We'll be celebrating the 30th anniversary of the Rendlesham UFO encounter, going in search of the Blue Dogs of Texas and exploring the fortean themes of Doctor Who - not to mention enjoying bawdy ballads from the 17th century and investigating ghostly encounters of the sexual kind!
There will be fortean shopping opportunities galore with a wide range of dealers, full cafe facilities and (watch this space!) some surprise extra events!
Speakers include Dr David Clarke, discussing the Rendlesham Forest UFO incident, and our good friend Paul Devereux on the 'magical mindscapes' of ancient people. For a full run-down of the speakers and topics on the agenda, head over to the FT website.
Claims of supernatural realms, parallel worlds, and lost civilizations are put to the test in this well-researched guide to the unexplained. Firsthand accounts and historical documents are explored, and in-depth coverage is provided on the mysteries of imagination, culture, perception, consciousness, being, and more. Included in this collection are Richard S. Shaver's personal experience of hell—replete with demons and ghouls—modern and ancient accounts of fairyland, life on Mars, alien worlds, parallel universes, and mystery airships. Also examined are the supernatural myths surrounding Mount Shasta, which include accounts of telepathic Lemurians living on its slopes, as reported by the Los Angeles Times. More than 40 beliefs, doctrines, experiences, and places are described and explored in this truly comprehensive guide to the wacky, weird, and otherworldly.
Not sure the description does it justice - make sure you click on the 'Search Inside this Book' link at Amazon and peruse the contents, and read the opening pages. Jerry has said the that book is about "the relationship of imagination to experience and brings, I hope, some fresh ideas to the discussion." Seems to me like a must for any writer or researcher, purely as a reference book, let alone for the enjoyment value. Definitely worth taking a look at.
Boing Boing co-editor David Pescovitz is a kindred soul - a lover of science, Forteana, and the wonderful resurgence of 'Maker' culture.
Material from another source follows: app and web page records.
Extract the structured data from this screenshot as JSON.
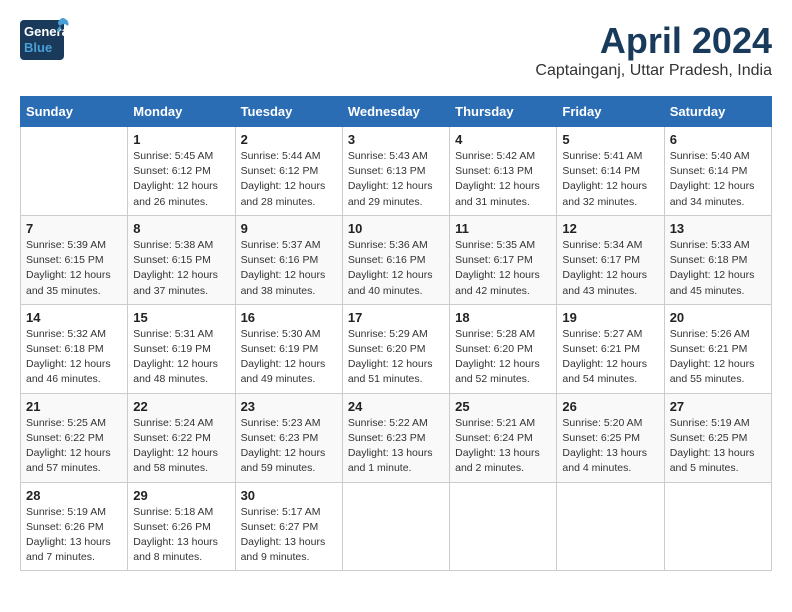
{
  "logo": {
    "line1": "General",
    "line2": "Blue"
  },
  "title": "April 2024",
  "location": "Captainganj, Uttar Pradesh, India",
  "days_of_week": [
    "Sunday",
    "Monday",
    "Tuesday",
    "Wednesday",
    "Thursday",
    "Friday",
    "Saturday"
  ],
  "weeks": [
    [
      {
        "day": "",
        "info": ""
      },
      {
        "day": "1",
        "info": "Sunrise: 5:45 AM\nSunset: 6:12 PM\nDaylight: 12 hours\nand 26 minutes."
      },
      {
        "day": "2",
        "info": "Sunrise: 5:44 AM\nSunset: 6:12 PM\nDaylight: 12 hours\nand 28 minutes."
      },
      {
        "day": "3",
        "info": "Sunrise: 5:43 AM\nSunset: 6:13 PM\nDaylight: 12 hours\nand 29 minutes."
      },
      {
        "day": "4",
        "info": "Sunrise: 5:42 AM\nSunset: 6:13 PM\nDaylight: 12 hours\nand 31 minutes."
      },
      {
        "day": "5",
        "info": "Sunrise: 5:41 AM\nSunset: 6:14 PM\nDaylight: 12 hours\nand 32 minutes."
      },
      {
        "day": "6",
        "info": "Sunrise: 5:40 AM\nSunset: 6:14 PM\nDaylight: 12 hours\nand 34 minutes."
      }
    ],
    [
      {
        "day": "7",
        "info": "Sunrise: 5:39 AM\nSunset: 6:15 PM\nDaylight: 12 hours\nand 35 minutes."
      },
      {
        "day": "8",
        "info": "Sunrise: 5:38 AM\nSunset: 6:15 PM\nDaylight: 12 hours\nand 37 minutes."
      },
      {
        "day": "9",
        "info": "Sunrise: 5:37 AM\nSunset: 6:16 PM\nDaylight: 12 hours\nand 38 minutes."
      },
      {
        "day": "10",
        "info": "Sunrise: 5:36 AM\nSunset: 6:16 PM\nDaylight: 12 hours\nand 40 minutes."
      },
      {
        "day": "11",
        "info": "Sunrise: 5:35 AM\nSunset: 6:17 PM\nDaylight: 12 hours\nand 42 minutes."
      },
      {
        "day": "12",
        "info": "Sunrise: 5:34 AM\nSunset: 6:17 PM\nDaylight: 12 hours\nand 43 minutes."
      },
      {
        "day": "13",
        "info": "Sunrise: 5:33 AM\nSunset: 6:18 PM\nDaylight: 12 hours\nand 45 minutes."
      }
    ],
    [
      {
        "day": "14",
        "info": "Sunrise: 5:32 AM\nSunset: 6:18 PM\nDaylight: 12 hours\nand 46 minutes."
      },
      {
        "day": "15",
        "info": "Sunrise: 5:31 AM\nSunset: 6:19 PM\nDaylight: 12 hours\nand 48 minutes."
      },
      {
        "day": "16",
        "info": "Sunrise: 5:30 AM\nSunset: 6:19 PM\nDaylight: 12 hours\nand 49 minutes."
      },
      {
        "day": "17",
        "info": "Sunrise: 5:29 AM\nSunset: 6:20 PM\nDaylight: 12 hours\nand 51 minutes."
      },
      {
        "day": "18",
        "info": "Sunrise: 5:28 AM\nSunset: 6:20 PM\nDaylight: 12 hours\nand 52 minutes."
      },
      {
        "day": "19",
        "info": "Sunrise: 5:27 AM\nSunset: 6:21 PM\nDaylight: 12 hours\nand 54 minutes."
      },
      {
        "day": "20",
        "info": "Sunrise: 5:26 AM\nSunset: 6:21 PM\nDaylight: 12 hours\nand 55 minutes."
      }
    ],
    [
      {
        "day": "21",
        "info": "Sunrise: 5:25 AM\nSunset: 6:22 PM\nDaylight: 12 hours\nand 57 minutes."
      },
      {
        "day": "22",
        "info": "Sunrise: 5:24 AM\nSunset: 6:22 PM\nDaylight: 12 hours\nand 58 minutes."
      },
      {
        "day": "23",
        "info": "Sunrise: 5:23 AM\nSunset: 6:23 PM\nDaylight: 12 hours\nand 59 minutes."
      },
      {
        "day": "24",
        "info": "Sunrise: 5:22 AM\nSunset: 6:23 PM\nDaylight: 13 hours\nand 1 minute."
      },
      {
        "day": "25",
        "info": "Sunrise: 5:21 AM\nSunset: 6:24 PM\nDaylight: 13 hours\nand 2 minutes."
      },
      {
        "day": "26",
        "info": "Sunrise: 5:20 AM\nSunset: 6:25 PM\nDaylight: 13 hours\nand 4 minutes."
      },
      {
        "day": "27",
        "info": "Sunrise: 5:19 AM\nSunset: 6:25 PM\nDaylight: 13 hours\nand 5 minutes."
      }
    ],
    [
      {
        "day": "28",
        "info": "Sunrise: 5:19 AM\nSunset: 6:26 PM\nDaylight: 13 hours\nand 7 minutes."
      },
      {
        "day": "29",
        "info": "Sunrise: 5:18 AM\nSunset: 6:26 PM\nDaylight: 13 hours\nand 8 minutes."
      },
      {
        "day": "30",
        "info": "Sunrise: 5:17 AM\nSunset: 6:27 PM\nDaylight: 13 hours\nand 9 minutes."
      },
      {
        "day": "",
        "info": ""
      },
      {
        "day": "",
        "info": ""
      },
      {
        "day": "",
        "info": ""
      },
      {
        "day": "",
        "info": ""
      }
    ]
  ]
}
Pesco's not in the media spotlight as often as his co-editors Mark Fraunfelder and Cory Doctorow, but last month he spoke at TEDxSoMa, covering all of the above topics in a very cool talk titled "The World as a Wunderkammer: Curiosity, Citizen Science, and the Maker Culture":
You can also hear more on David's thoughts about science and the occult via his interview with Technoccult which I included in yesterday's news briefs.